### PROBLEM TO WORK ON
From the data below, return all lines holding the string "Probes".

Component data from apps and pages:
>>>>

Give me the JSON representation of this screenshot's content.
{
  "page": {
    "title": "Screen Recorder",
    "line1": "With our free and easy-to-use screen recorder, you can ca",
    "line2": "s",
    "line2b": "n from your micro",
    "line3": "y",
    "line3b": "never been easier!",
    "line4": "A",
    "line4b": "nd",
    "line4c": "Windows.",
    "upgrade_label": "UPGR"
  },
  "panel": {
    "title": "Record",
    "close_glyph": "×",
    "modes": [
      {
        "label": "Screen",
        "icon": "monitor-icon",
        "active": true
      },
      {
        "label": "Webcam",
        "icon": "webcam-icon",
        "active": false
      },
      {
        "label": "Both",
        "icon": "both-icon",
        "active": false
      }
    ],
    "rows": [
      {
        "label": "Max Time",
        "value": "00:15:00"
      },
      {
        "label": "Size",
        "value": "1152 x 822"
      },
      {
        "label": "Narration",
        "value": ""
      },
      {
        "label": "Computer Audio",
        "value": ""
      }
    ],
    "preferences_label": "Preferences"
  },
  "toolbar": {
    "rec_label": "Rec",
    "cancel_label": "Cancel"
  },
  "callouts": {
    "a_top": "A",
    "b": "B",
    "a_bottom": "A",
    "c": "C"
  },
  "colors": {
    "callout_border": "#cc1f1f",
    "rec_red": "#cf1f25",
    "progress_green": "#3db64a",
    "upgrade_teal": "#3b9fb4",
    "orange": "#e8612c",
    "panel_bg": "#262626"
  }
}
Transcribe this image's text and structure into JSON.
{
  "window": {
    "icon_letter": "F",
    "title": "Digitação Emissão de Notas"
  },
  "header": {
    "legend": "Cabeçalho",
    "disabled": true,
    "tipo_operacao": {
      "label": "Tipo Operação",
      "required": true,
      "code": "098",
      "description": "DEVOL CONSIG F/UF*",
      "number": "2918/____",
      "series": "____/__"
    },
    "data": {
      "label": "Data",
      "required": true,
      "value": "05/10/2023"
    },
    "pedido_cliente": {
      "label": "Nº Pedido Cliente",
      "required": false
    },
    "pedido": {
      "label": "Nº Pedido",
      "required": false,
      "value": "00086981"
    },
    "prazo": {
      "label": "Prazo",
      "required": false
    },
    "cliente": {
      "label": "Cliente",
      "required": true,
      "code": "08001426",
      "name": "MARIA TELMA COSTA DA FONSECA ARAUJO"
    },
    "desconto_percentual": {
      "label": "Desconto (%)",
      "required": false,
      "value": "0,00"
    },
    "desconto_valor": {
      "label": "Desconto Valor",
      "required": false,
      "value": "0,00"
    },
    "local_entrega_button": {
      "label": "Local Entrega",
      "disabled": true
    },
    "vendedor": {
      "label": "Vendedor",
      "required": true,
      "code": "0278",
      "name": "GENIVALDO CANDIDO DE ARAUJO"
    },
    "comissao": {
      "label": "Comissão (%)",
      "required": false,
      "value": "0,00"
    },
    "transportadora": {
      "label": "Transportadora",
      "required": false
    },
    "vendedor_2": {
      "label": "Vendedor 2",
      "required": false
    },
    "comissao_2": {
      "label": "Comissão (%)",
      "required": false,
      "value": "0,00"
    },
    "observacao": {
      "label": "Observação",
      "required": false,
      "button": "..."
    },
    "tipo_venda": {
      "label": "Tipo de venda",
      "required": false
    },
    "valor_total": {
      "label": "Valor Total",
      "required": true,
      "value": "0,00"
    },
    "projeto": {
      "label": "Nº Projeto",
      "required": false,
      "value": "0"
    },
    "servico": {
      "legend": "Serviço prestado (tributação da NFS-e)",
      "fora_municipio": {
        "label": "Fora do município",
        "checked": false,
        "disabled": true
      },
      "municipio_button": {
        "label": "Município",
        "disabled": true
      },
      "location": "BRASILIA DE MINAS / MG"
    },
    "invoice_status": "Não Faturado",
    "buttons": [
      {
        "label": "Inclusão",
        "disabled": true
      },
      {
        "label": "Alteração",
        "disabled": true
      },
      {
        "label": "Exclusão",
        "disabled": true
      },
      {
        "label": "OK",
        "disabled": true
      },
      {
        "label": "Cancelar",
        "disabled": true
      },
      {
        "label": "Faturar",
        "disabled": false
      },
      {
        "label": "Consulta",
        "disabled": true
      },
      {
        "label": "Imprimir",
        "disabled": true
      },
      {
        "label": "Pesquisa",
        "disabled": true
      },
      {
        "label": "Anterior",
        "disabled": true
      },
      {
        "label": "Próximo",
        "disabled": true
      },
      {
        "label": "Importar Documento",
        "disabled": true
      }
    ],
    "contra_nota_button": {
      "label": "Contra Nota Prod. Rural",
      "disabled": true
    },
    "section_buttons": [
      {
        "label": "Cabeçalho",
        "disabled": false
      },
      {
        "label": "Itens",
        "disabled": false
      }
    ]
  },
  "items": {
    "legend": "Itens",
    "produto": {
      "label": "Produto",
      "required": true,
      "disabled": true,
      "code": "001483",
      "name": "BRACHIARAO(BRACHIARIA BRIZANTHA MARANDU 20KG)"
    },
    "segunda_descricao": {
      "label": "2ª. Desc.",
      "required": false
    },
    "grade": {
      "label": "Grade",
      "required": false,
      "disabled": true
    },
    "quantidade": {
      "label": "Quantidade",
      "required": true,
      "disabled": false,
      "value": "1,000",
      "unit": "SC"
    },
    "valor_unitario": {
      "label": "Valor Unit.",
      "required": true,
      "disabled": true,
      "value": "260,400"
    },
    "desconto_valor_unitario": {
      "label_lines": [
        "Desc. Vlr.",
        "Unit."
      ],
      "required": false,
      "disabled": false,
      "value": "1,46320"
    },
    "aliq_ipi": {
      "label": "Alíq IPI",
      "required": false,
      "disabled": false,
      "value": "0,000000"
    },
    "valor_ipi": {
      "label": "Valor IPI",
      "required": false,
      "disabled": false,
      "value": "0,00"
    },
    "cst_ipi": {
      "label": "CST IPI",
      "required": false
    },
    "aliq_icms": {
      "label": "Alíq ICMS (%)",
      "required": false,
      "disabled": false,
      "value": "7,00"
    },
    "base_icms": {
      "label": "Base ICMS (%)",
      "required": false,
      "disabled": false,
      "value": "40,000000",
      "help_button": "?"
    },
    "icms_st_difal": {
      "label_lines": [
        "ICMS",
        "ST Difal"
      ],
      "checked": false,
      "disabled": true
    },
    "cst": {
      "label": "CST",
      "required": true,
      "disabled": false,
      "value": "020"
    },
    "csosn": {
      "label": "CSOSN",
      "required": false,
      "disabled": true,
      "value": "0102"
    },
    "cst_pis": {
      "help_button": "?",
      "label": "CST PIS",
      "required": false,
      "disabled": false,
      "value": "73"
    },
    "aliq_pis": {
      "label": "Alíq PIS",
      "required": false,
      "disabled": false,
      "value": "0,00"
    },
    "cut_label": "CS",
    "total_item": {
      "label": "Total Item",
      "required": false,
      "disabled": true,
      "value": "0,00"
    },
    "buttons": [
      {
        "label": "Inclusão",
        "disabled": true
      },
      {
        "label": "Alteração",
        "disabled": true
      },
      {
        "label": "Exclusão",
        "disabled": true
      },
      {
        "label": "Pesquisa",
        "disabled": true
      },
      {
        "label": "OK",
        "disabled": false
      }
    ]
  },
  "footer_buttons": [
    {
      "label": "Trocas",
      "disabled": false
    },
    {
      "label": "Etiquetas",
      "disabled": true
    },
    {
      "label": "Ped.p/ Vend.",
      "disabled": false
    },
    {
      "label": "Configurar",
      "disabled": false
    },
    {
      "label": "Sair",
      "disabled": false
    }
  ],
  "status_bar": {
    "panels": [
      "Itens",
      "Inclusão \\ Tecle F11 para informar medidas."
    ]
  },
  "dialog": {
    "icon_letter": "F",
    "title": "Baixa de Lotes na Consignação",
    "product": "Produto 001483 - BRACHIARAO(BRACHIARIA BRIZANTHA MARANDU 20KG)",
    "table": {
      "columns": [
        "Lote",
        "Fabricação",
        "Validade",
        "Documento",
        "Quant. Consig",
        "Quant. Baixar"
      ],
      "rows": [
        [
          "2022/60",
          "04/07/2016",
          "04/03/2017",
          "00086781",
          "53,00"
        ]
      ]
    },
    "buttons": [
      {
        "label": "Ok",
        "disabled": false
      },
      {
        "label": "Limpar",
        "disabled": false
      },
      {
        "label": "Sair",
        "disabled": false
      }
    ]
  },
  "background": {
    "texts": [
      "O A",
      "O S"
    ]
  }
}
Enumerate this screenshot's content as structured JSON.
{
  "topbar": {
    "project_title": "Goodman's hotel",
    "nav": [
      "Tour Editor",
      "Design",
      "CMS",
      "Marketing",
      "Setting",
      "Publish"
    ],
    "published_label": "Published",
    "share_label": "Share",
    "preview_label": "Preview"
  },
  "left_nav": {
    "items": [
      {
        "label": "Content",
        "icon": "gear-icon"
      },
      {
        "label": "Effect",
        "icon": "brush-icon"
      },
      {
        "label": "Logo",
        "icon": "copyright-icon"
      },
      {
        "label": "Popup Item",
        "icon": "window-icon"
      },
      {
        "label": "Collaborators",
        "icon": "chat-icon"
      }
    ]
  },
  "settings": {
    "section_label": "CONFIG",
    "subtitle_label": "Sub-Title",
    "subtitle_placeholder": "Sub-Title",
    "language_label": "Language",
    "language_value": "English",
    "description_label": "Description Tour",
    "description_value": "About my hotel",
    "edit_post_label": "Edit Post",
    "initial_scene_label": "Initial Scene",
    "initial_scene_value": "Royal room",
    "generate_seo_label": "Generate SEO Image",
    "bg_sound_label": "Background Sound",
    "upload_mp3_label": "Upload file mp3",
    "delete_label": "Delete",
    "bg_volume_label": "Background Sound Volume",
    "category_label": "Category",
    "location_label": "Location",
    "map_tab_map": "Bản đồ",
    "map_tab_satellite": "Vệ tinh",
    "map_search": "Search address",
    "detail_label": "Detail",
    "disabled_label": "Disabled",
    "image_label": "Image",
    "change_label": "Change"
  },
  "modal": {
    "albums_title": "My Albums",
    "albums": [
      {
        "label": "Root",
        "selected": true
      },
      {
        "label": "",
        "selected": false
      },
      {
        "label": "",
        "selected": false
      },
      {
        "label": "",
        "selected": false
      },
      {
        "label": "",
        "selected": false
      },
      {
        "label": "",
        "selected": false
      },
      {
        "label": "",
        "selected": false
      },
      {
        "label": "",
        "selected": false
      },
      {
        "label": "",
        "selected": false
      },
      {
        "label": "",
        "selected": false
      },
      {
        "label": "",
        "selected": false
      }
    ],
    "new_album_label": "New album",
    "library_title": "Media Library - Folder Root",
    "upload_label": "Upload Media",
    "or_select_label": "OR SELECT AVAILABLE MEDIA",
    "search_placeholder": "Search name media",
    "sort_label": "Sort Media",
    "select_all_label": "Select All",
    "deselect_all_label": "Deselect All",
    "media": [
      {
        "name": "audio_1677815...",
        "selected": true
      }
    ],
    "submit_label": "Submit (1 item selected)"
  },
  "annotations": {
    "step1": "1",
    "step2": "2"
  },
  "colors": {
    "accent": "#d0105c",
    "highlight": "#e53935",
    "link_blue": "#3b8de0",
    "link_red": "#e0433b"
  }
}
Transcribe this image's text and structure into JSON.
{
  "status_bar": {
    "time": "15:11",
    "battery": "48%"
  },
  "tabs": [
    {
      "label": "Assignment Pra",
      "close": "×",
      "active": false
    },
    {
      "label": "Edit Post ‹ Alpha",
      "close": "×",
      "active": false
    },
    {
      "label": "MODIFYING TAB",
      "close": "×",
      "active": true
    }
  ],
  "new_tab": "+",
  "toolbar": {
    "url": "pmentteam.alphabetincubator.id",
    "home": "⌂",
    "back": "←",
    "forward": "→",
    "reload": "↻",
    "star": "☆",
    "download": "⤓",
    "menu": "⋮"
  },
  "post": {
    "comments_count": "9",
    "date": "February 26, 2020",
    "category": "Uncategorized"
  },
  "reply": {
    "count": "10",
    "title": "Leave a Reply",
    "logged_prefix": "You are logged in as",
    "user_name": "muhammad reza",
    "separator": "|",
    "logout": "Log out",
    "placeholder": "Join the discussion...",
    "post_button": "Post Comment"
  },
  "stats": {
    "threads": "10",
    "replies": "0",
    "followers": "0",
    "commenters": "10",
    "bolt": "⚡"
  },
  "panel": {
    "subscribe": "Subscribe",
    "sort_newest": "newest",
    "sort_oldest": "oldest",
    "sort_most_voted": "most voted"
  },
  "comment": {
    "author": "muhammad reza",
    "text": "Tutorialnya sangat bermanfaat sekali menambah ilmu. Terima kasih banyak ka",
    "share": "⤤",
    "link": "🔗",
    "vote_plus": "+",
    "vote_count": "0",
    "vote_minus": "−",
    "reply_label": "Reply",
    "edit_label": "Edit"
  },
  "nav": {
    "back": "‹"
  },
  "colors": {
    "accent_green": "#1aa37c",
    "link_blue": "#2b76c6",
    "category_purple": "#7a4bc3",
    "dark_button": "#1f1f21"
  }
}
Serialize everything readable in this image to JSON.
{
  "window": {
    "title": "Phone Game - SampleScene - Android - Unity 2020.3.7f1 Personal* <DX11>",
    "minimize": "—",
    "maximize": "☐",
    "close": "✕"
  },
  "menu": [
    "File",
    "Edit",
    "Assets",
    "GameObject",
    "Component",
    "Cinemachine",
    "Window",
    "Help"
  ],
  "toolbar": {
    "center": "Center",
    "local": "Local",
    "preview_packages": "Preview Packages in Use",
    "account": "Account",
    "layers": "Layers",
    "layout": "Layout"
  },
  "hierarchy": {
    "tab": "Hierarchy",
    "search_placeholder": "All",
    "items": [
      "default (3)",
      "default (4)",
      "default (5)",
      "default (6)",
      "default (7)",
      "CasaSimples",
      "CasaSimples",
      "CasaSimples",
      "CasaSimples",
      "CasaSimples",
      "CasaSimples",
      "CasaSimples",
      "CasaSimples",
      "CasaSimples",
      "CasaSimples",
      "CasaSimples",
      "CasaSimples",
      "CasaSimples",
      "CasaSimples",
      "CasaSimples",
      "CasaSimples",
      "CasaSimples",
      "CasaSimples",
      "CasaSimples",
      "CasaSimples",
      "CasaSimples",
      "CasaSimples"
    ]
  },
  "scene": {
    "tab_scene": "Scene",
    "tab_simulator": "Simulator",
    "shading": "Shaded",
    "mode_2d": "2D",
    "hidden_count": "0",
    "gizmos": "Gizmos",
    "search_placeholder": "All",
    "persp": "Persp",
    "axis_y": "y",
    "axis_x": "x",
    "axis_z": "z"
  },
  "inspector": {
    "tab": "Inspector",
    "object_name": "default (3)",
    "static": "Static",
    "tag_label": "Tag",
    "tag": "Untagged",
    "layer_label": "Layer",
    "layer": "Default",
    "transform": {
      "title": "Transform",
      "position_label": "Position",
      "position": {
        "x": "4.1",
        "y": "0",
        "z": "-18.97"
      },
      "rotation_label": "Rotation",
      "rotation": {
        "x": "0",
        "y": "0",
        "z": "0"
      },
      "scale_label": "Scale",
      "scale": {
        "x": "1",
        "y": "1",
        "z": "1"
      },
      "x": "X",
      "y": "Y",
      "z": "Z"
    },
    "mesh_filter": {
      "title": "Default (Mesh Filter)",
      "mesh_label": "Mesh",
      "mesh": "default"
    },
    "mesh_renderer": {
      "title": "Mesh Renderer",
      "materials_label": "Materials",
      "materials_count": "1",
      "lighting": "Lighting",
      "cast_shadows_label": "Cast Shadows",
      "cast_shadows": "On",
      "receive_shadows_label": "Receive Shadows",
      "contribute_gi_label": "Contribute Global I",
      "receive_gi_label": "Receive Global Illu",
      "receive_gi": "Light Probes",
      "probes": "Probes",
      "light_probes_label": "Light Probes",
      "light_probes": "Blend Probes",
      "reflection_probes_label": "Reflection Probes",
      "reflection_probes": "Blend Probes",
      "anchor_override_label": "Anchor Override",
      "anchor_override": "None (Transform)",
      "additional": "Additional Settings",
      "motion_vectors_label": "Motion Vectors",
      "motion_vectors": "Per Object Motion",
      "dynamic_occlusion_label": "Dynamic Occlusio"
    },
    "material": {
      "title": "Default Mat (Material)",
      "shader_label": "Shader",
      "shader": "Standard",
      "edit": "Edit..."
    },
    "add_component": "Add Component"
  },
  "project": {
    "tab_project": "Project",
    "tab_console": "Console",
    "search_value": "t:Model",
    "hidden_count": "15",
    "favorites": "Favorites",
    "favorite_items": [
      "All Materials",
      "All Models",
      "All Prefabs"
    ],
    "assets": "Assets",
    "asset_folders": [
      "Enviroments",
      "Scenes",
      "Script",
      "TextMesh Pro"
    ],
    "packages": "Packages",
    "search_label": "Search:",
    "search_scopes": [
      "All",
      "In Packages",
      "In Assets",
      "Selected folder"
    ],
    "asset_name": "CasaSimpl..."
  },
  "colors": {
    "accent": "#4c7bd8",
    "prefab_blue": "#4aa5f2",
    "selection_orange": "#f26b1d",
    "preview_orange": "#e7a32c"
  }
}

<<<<

### FINISHED TASK
      "receive_gi": "Light Probes",
      "probes": "Probes",
      "light_probes_label": "Light Probes",
      "light_probes": "Blend Probes",
      "reflection_probes_label": "Reflection Probes",
      "reflection_probes": "Blend Probes",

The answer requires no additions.